Canada is perhaps best known for its mild flavoured, light coloured clover honey, but it also produces a variety of other unique flavours. Buckwheat honey is dark in colour and has a strong distinctive flavour. Wildflower honey is a deep golden with a flavour stronger than clover, but not as strong as buckwheat. Wildflower honey's flavour can vary slightly from year to year, and area to area, depending on which wildflowers were in abundance..
Canada is renowned for its low moisture honey. Canada No.1 honey has a maximum moisture content of only 17.8%. This, along with Canada's very high quality standards and regulations, allows it to retain its high-quality for long period of time.
Canada can be counted on for quality honey year after year.
Since 75% to 80% of its composition is naturally occurring simple sugars, honey has quick energy-producing value. Little digestion is necessary and absorption takes place quickly. Honey is quick energy for all ages.
Other sweeteners, such as regular table sugar must be broken down into simpler sugars by our digestive system before they can be absorbed into the blood stream.
Honey is not recommended for children under the age of one year. People with diabetes or other sugar related medical concerns, should talk to their doctor before eating honey.
In addition to its sugars, honey contains as its minor components, a number of minerals, seven members of the B vitamin complex, ascorbic acid (vitamin C), dextrins, plant pigments, amino acids, other organic acids, traces of protein, esters, and aromatic compounds, and several enzymes. Some honey, such as buckwheat honey, also contains antioxidants.
Levulose has been called the queen of sugars. It is sweeter than cane sugar, and besides its sweetness, it carries to the human senses something that might almost be called flavour. In a pure state, levulose is difficult to obtain, but it occurs naturally in mixtures with other sugars no only in honey but in many fruits. It dissolves very readily in water.
Dextrose is a sugar of quite different nature. It is about three-fourths as sweet as cane sugar, dissolves in about its own weight of water at ordinary temperatures, and crystallizes from a water solution quickly when it occurs in more than that amount. (It is this sugar in honey that forms crystals.) It should be noted that in the average honey, the percent of dextrose is roughly twice the percent of water, therefore on standing, dextrose crystals will be formed. It is because of this that honeys granulate.

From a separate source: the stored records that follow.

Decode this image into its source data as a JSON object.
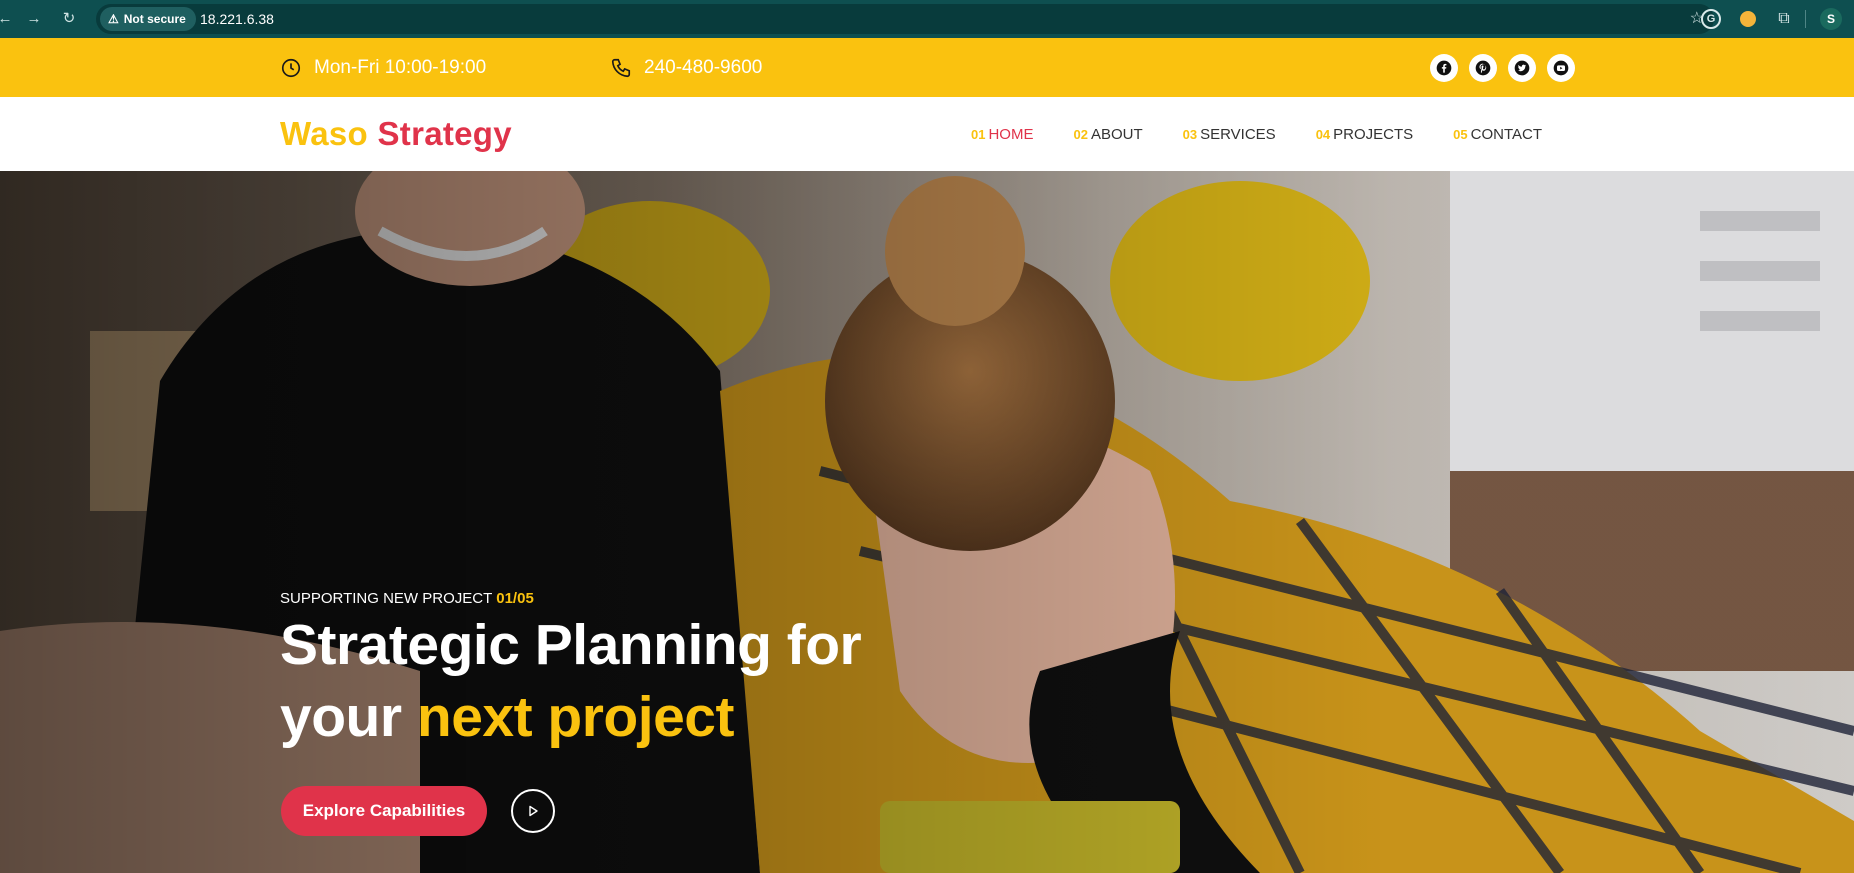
{
  "browser": {
    "secure_label": "Not secure",
    "url": "18.221.6.38",
    "profile_initial": "S",
    "extension_g": "G"
  },
  "topbar": {
    "hours": "Mon-Fri 10:00-19:00",
    "phone": "240-480-9600",
    "socials": [
      "facebook-icon",
      "pinterest-icon",
      "twitter-icon",
      "youtube-icon"
    ]
  },
  "header": {
    "logo_part1": "Waso",
    "logo_part2": "Strategy",
    "menu": [
      {
        "num": "01",
        "label": "HOME",
        "active": true
      },
      {
        "num": "02",
        "label": "ABOUT",
        "active": false
      },
      {
        "num": "03",
        "label": "SERVICES",
        "active": false
      },
      {
        "num": "04",
        "label": "PROJECTS",
        "active": false
      },
      {
        "num": "05",
        "label": "CONTACT",
        "active": false
      }
    ]
  },
  "hero": {
    "eyebrow": "SUPPORTING NEW PROJECT",
    "counter": "01/05",
    "headline_line1": "Strategic Planning for",
    "headline_line2_plain": "your",
    "headline_line2_highlight": "next project",
    "cta_label": "Explore Capabilities"
  },
  "colors": {
    "chrome": "#0e4f50",
    "accent_yellow": "#fac20f",
    "accent_red": "#e0334a"
  }
}
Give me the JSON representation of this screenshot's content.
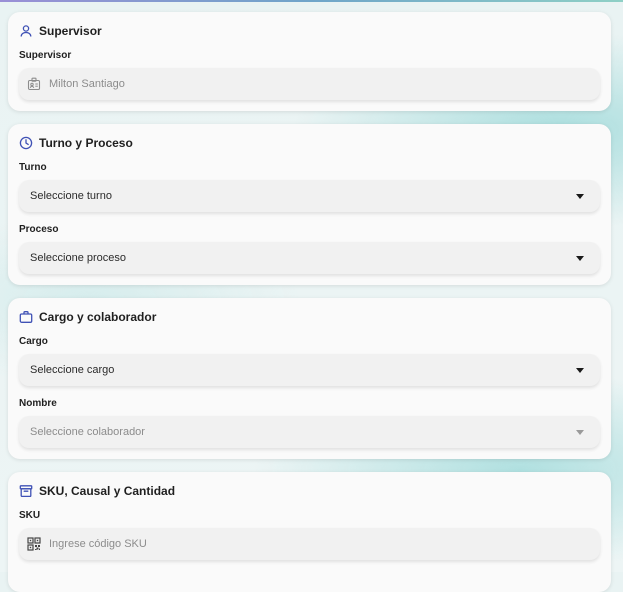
{
  "supervisor": {
    "title": "Supervisor",
    "icon": "person-icon",
    "field_label": "Supervisor",
    "field_value": "Milton Santiago",
    "field_icon": "badge-icon"
  },
  "turno_proceso": {
    "title": "Turno y Proceso",
    "icon": "clock-icon",
    "turno_label": "Turno",
    "turno_placeholder": "Seleccione turno",
    "proceso_label": "Proceso",
    "proceso_placeholder": "Seleccione proceso"
  },
  "cargo_colaborador": {
    "title": "Cargo y colaborador",
    "icon": "briefcase-icon",
    "cargo_label": "Cargo",
    "cargo_placeholder": "Seleccione cargo",
    "nombre_label": "Nombre",
    "nombre_placeholder": "Seleccione colaborador"
  },
  "sku_causal": {
    "title": "SKU, Causal y Cantidad",
    "icon": "archive-box-icon",
    "sku_label": "SKU",
    "sku_placeholder": "Ingrese código SKU",
    "sku_icon": "qr-code-icon"
  },
  "colors": {
    "accent": "#3f51b5",
    "card": "#fafafa",
    "field": "#f1f1f1",
    "background": "#e9f3f3"
  }
}
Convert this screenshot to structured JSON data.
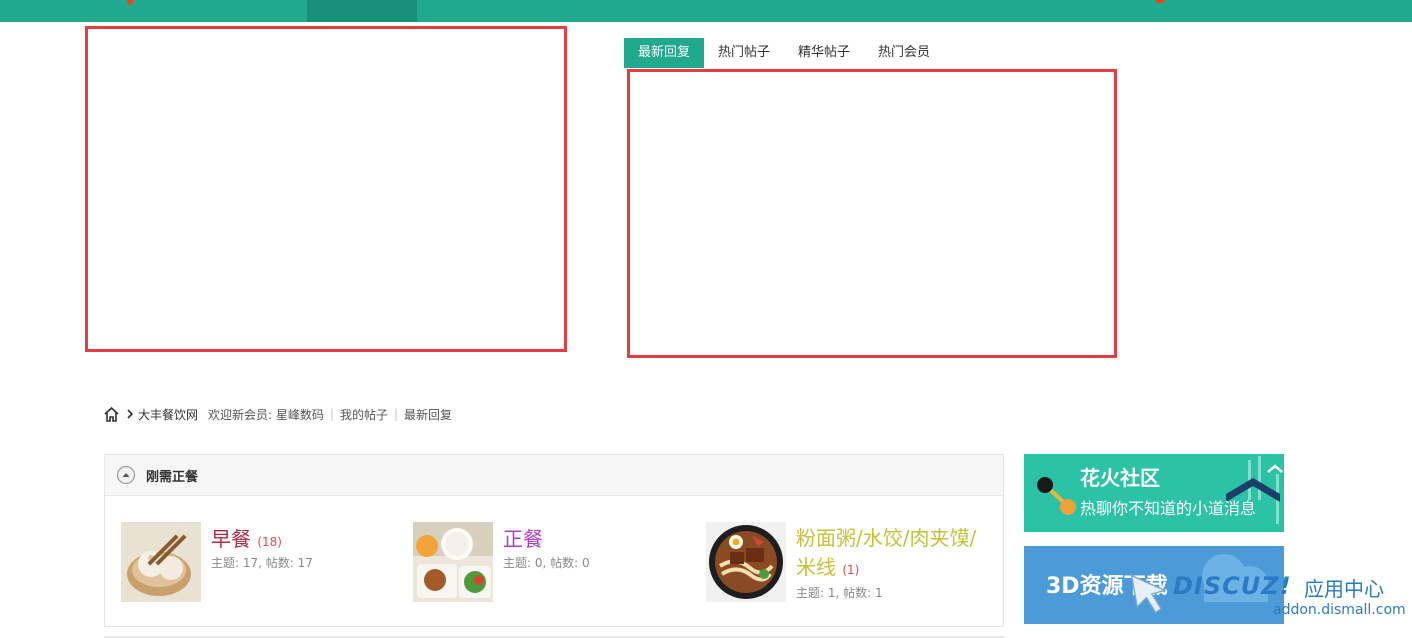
{
  "tabs": {
    "latest_replies": "最新回复",
    "hot_threads": "热门帖子",
    "digest_threads": "精华帖子",
    "hot_members": "热门会员"
  },
  "breadcrumb": {
    "site_name": "大丰餐饮网",
    "welcome_text": "欢迎新会员:",
    "new_member": "星峰数码",
    "my_threads": "我的帖子",
    "latest_replies": "最新回复"
  },
  "forum_group": {
    "title": "刚需正餐",
    "forums": [
      {
        "name": "早餐",
        "count": "(18)",
        "stats": "主题: 17, 帖数: 17"
      },
      {
        "name": "正餐",
        "count": "",
        "stats": "主题: 0, 帖数: 0"
      },
      {
        "name": "粉面粥/水饺/肉夹馍/米线",
        "count": "(1)",
        "stats": "主题: 1, 帖数: 1"
      }
    ]
  },
  "ads": {
    "ad1_title": "花火社区",
    "ad1_subtitle": "热聊你不知道的小道消息",
    "ad2_title": "3D资源下载"
  },
  "watermark": {
    "logo": "DISCUZ!",
    "center": "应用中心",
    "url": "addon.dismall.com"
  },
  "colors": {
    "brand": "#20a98c",
    "highlight_border": "#e53e3e",
    "forum_1": "#b22a3f",
    "forum_2": "#b13cc9",
    "forum_3": "#c8c13a"
  }
}
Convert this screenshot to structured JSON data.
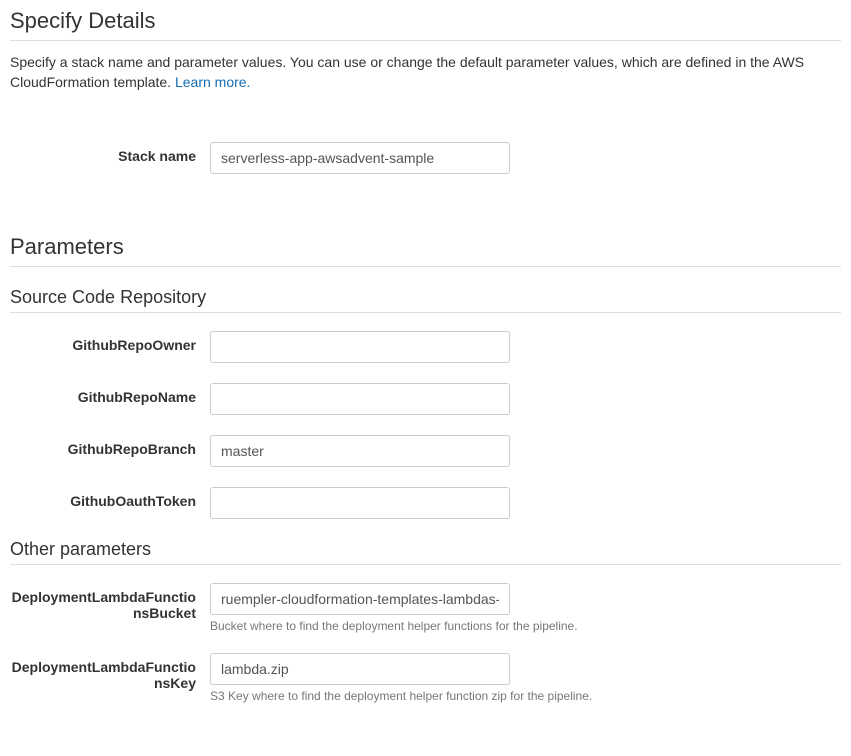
{
  "header": {
    "title": "Specify Details",
    "description_pre": "Specify a stack name and parameter values. You can use or change the default parameter values, which are defined in the AWS CloudFormation template. ",
    "learn_more": "Learn more."
  },
  "stack": {
    "label": "Stack name",
    "value": "serverless-app-awsadvent-sample"
  },
  "parameters": {
    "title": "Parameters",
    "groups": {
      "source": {
        "title": "Source Code Repository",
        "fields": {
          "owner": {
            "label": "GithubRepoOwner",
            "value": ""
          },
          "name": {
            "label": "GithubRepoName",
            "value": ""
          },
          "branch": {
            "label": "GithubRepoBranch",
            "value": "master"
          },
          "token": {
            "label": "GithubOauthToken",
            "value": ""
          }
        }
      },
      "other": {
        "title": "Other parameters",
        "fields": {
          "bucket": {
            "label": "DeploymentLambdaFunctionsBucket",
            "value": "ruempler-cloudformation-templates-lambdas-production",
            "help": "Bucket where to find the deployment helper functions for the pipeline."
          },
          "key": {
            "label": "DeploymentLambdaFunctionsKey",
            "value": "lambda.zip",
            "help": "S3 Key where to find the deployment helper function zip for the pipeline."
          }
        }
      }
    }
  }
}
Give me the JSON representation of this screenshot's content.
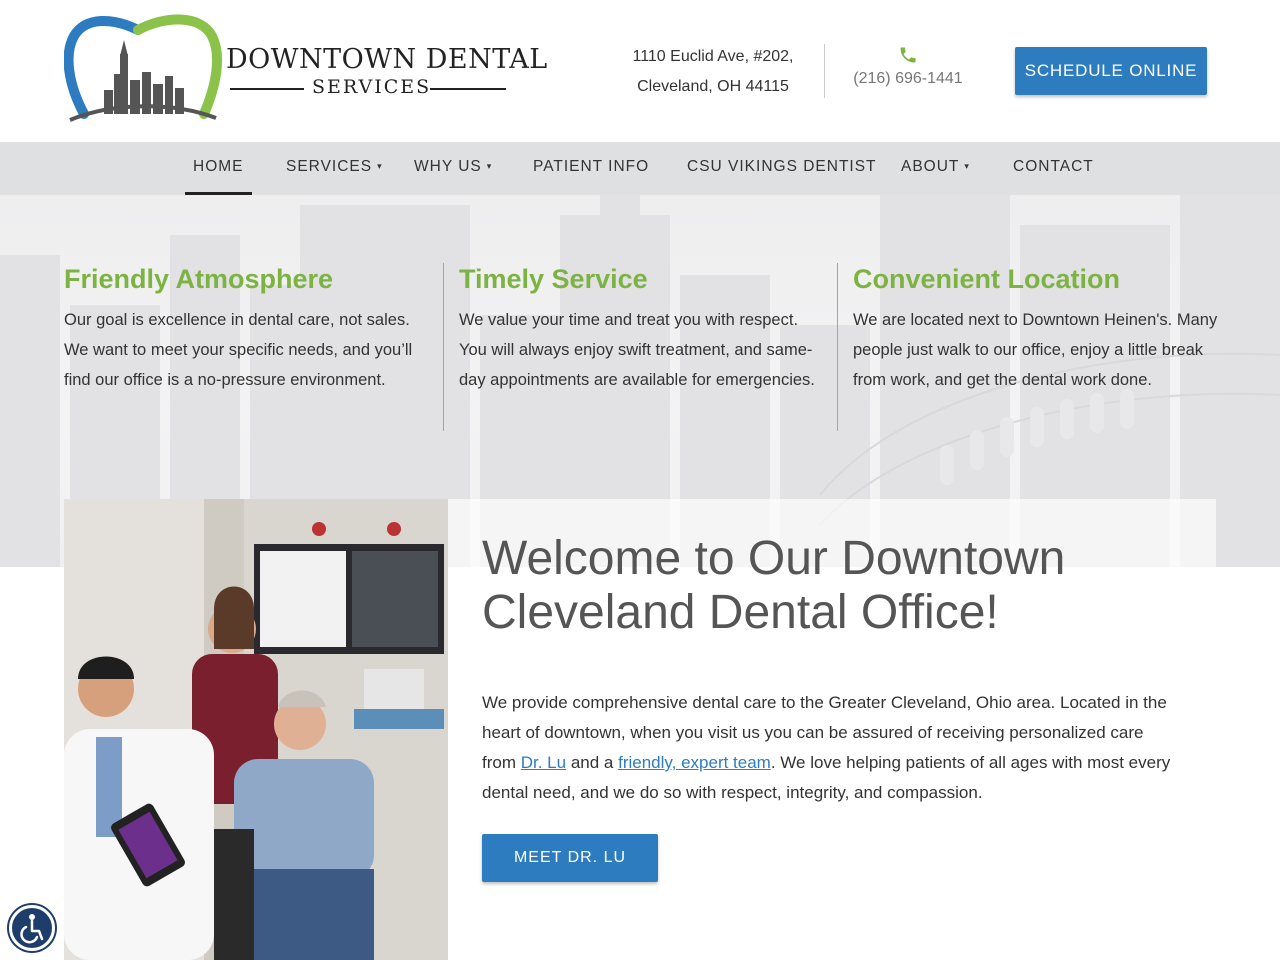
{
  "brand": {
    "name_line1": "DOWNTOWN DENTAL",
    "name_line2": "SERVICES",
    "colors": {
      "blue": "#2d7cc0",
      "green": "#7cb342",
      "navy": "#1f3d6b"
    }
  },
  "header": {
    "address_line1": "1110 Euclid Ave, #202,",
    "address_line2": "Cleveland, OH 44115",
    "phone": "(216) 696-1441",
    "phone_icon": "phone-icon",
    "schedule_label": "SCHEDULE ONLINE"
  },
  "nav": {
    "items": [
      {
        "label": "HOME",
        "active": true,
        "dropdown": false
      },
      {
        "label": "SERVICES",
        "active": false,
        "dropdown": true
      },
      {
        "label": "WHY US",
        "active": false,
        "dropdown": true
      },
      {
        "label": "PATIENT INFO",
        "active": false,
        "dropdown": false
      },
      {
        "label": "CSU VIKINGS DENTIST",
        "active": false,
        "dropdown": false
      },
      {
        "label": "ABOUT",
        "active": false,
        "dropdown": true
      },
      {
        "label": "CONTACT",
        "active": false,
        "dropdown": false
      }
    ],
    "caret": "▾"
  },
  "features": [
    {
      "title": "Friendly Atmosphere",
      "text": "Our goal is excellence in dental care, not sales. We want to meet your specific needs, and you’ll find our office is a no-pressure environment."
    },
    {
      "title": "Timely Service",
      "text": "We value your time and treat you with respect. You will always enjoy swift treatment, and same-day appointments are available for emergencies."
    },
    {
      "title": "Convenient Location",
      "text": "We are located next to Downtown Heinen's. Many people just walk to our office, enjoy a little break from work, and get the dental work done."
    }
  ],
  "welcome": {
    "title_line1": "Welcome to Our Downtown",
    "title_line2": "Cleveland Dental Office!",
    "text_part1": "We provide comprehensive dental care to the Greater Cleveland, Ohio area. Located in the heart of downtown, when you visit us you can be assured of receiving personalized care from ",
    "link1": "Dr. Lu",
    "text_part2": " and a ",
    "link2": "friendly, expert team",
    "text_part3": ". We love helping patients of all ages with most every dental need, and we do so with respect, integrity, and compassion.",
    "button": "MEET DR. LU"
  },
  "accessibility": {
    "icon": "accessibility-icon"
  }
}
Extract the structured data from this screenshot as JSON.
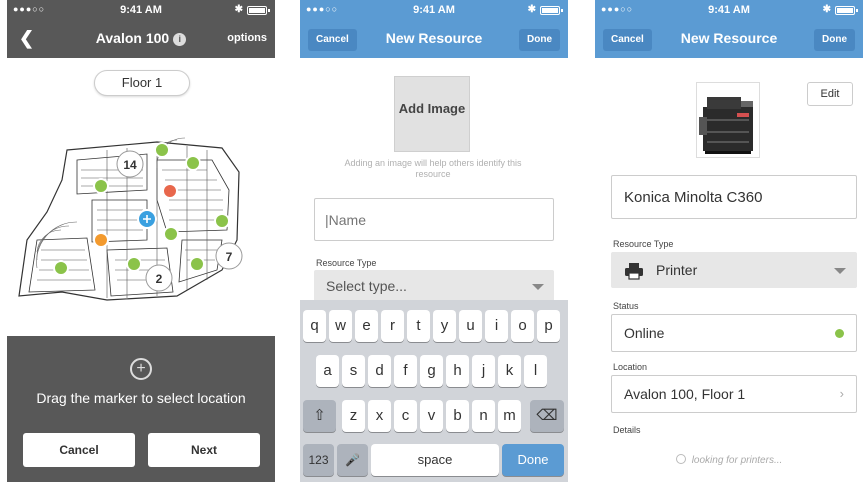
{
  "status_bar": {
    "signal": "●●●○○",
    "time": "9:41 AM",
    "bluetooth": "✱"
  },
  "screen1": {
    "title": "Avalon 100",
    "info_icon": "i",
    "options_label": "options",
    "floor_label": "Floor 1",
    "cluster_counts": [
      "14",
      "2",
      "7"
    ],
    "instruction": "Drag the marker to select location",
    "cancel_label": "Cancel",
    "next_label": "Next",
    "marker_colors": {
      "green": "#8bc34a",
      "orange": "#f39a2e",
      "red": "#e8674c",
      "blue": "#3aa0e0"
    }
  },
  "screen2": {
    "cancel_label": "Cancel",
    "title": "New Resource",
    "done_label": "Done",
    "add_image_label": "Add Image",
    "image_hint": "Adding an image will help others identify this resource",
    "name_placeholder": "|Name",
    "resource_type_label": "Resource Type",
    "select_placeholder": "Select type...",
    "keyboard": {
      "row1": [
        "q",
        "w",
        "e",
        "r",
        "t",
        "y",
        "u",
        "i",
        "o",
        "p"
      ],
      "row2": [
        "a",
        "s",
        "d",
        "f",
        "g",
        "h",
        "j",
        "k",
        "l"
      ],
      "row3": [
        "z",
        "x",
        "c",
        "v",
        "b",
        "n",
        "m"
      ],
      "shift": "⇧",
      "backspace": "⌫",
      "numbers": "123",
      "mic": "🎤",
      "space": "space",
      "done": "Done"
    }
  },
  "screen3": {
    "cancel_label": "Cancel",
    "title": "New Resource",
    "done_label": "Done",
    "edit_label": "Edit",
    "name_value": "Konica Minolta C360",
    "resource_type_label": "Resource Type",
    "resource_type_value": "Printer",
    "status_label": "Status",
    "status_value": "Online",
    "location_label": "Location",
    "location_value": "Avalon 100, Floor 1",
    "details_label": "Details",
    "loading_text": "looking for printers...",
    "status_color": "#8bc34a"
  },
  "accent_blue": "#5b9bd3",
  "dark_gray": "#585858"
}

If crystals form in honey quickly, they are usually small, whereas if they form slowly, they are coarse. These differences involve no chemical changes, only a difference in the size of the crystals. In the markets we find specially processed, finely crystallized honey or smooth, creamy texture. It is all honey and sold as creamed, spun or spread.
Canada is the world's largest producer of pure maple syrup. Each spring thousands of maple trees are tapped for their sweet sap. It takes approximately 40 litres of sap to produce one litre of pure maple syrup.
In years gone by, wooden buckets, and later metal pails were hung on metal spiles which were hammered into a hole drilled into the trunk of the maple tree. Cold frosty nights and warm sunny days cause the sap to move up from the roots and drip into the pails. The sap was collected several times a day by horse drawn sleighs carrying a large vat. The vat was then drawn to the sugar shack where a wood fired evaporator boiled off the excess water form the sap. This left the thick maple syrup.
Today, most maple operations collect the sap by pipeline. Each tree is connected by plastic pipe directly to the boiling facility. Reverse osmosis machines remove about half of the water from the sap, reducing the amount of energy needed to boil the sap into syrup. Oil or propane fired evaporators allow better control of the boiling process, producing a better quality syrup. The closed pipeline system also improves the syrup's quality, keeping our foreign objects which can fall into the open pails or tanks.
Canadian pure maple syrup is graded into five classes according to colour and taste. Canada No.1 Extra Light syrup is almost clear and has a very mild maple flavour. It is used primarily in the making of maple sugar. Canada No.1 Light and Canada No.1 Medium syrup are each slighter darker in colour and stronger in maple flavour than the previous grade. These two grades are most commonly used by consumers; they make an excellent syrup for pancakes, ice cream, waffles, cereal or oatmeal, on slices of fresh fruit, and even eaten all by itself. Canada No.2 Amber syrup is darker and stronger again, and is often used in baking, the stronger maple flavour carries through better. Canada No.3 Dark syrup is very dark in colour and strong in taste. Its primary use is as a flavouring ingredient in food manufacturing, and is not suitable for table use.